Poland’s illiberal turn under the nationalist Law and Justice party is starting to damage the country’s economic prospects.
This weekend, the Moody’s ratings agency, which assesses the creditworthiness of states, switched Poland’s outlook to negative, blaming higher deficit spending and unpredictable public policy.
The International Monetary Fund agreed, warning that “downside risks” to the economy — Central Europe’s largest — have “intensified” in recent months.
Moody’s still considers Poland a reasonably safe investment. Its economy is diversified and has kept growing despite the upheavals in the neighboring eurozone. For a decade, it was the best-performing economy in the EU.
But the trend has been going the other way since Law and Justice returned to power last year.
Moody’s is critical of the party’s spending plans.

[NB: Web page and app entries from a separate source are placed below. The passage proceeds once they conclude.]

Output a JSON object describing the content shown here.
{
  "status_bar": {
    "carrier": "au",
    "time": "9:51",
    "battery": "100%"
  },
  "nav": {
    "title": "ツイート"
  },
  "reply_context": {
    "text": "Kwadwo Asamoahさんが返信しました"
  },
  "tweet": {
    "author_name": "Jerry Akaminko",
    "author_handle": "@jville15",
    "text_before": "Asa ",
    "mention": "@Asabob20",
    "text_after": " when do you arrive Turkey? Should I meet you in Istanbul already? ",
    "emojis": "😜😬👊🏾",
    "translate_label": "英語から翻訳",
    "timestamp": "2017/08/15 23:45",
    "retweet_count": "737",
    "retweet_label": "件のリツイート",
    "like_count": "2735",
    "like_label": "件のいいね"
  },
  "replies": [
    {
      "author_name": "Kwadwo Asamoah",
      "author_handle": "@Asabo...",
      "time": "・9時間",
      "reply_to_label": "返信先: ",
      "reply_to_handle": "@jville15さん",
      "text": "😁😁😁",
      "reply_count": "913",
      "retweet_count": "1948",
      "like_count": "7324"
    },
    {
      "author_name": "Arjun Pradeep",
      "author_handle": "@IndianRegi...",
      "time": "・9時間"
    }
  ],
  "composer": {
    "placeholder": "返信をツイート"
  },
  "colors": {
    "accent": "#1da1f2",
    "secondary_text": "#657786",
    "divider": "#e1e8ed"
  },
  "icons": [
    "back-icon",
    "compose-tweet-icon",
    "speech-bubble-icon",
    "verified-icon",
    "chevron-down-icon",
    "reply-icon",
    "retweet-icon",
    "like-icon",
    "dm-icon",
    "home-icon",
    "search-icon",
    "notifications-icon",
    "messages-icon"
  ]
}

Rooted in the Catholic and conservative east of Poland, Law and Justice is making good on its election promises to introduce a new child benefit and lower the retirement age. But new taxes on banks and retailers — themselves unkind to growth — are unlikely to fully offset the costs.
The IMF calls the proposed reduction in the pension age a “step in the wrong direction.” It could “increase the risk of old-age poverty and associated higher reliance on social benefits,” the fund warns, “with adverse implications for the budget.”
Poland could even break the European Union’s 3-percent deficit ceiling, something the last government carefully avoided.
Moody’s second reason for putting Poland on notice includes the government’s standoff with the Constitutional Court.
The tribunal was a thorn in the eye of the last right-wing government, from 2005 and 2007, and has been no more accommodating to the incumbent one.
Earlier this year, it threw out a series of reforms Law and Justice rushed through parliament in a late-night sitting in December, mere weeks after winning the election.
The party retaliated by passing legislation that stripped the court of its autonomy and sacking several judges who were appointed by its liberal predecessors.
The IMF is circumspect in its criticism. It cautions, “A weakening of some institutions and policies or fiscal slippages could worsen investor sentiment and hinder economic expansion.”
Law and Justice’s populist spending pledges and disregard for the rule of law are not even the whole story.
Since it won the election, the party has purged political opponents from government agencies and state-run companies. Lawmakers have threatened to muzzle critical media outlets.
All of this has set off alarm bells in Brussels. The European Commission there launched an unprecedented probe into Poland’s judicial reforms in January.
Standard and Poor’s, one of Moody’s competitors, cut its credit rating for Poland that month.
Many ordinary Poles worry as well. 63 percent recently told a survey that appeared in the Rzeczpospolita newspaper that they feel Polish democracy is in danger.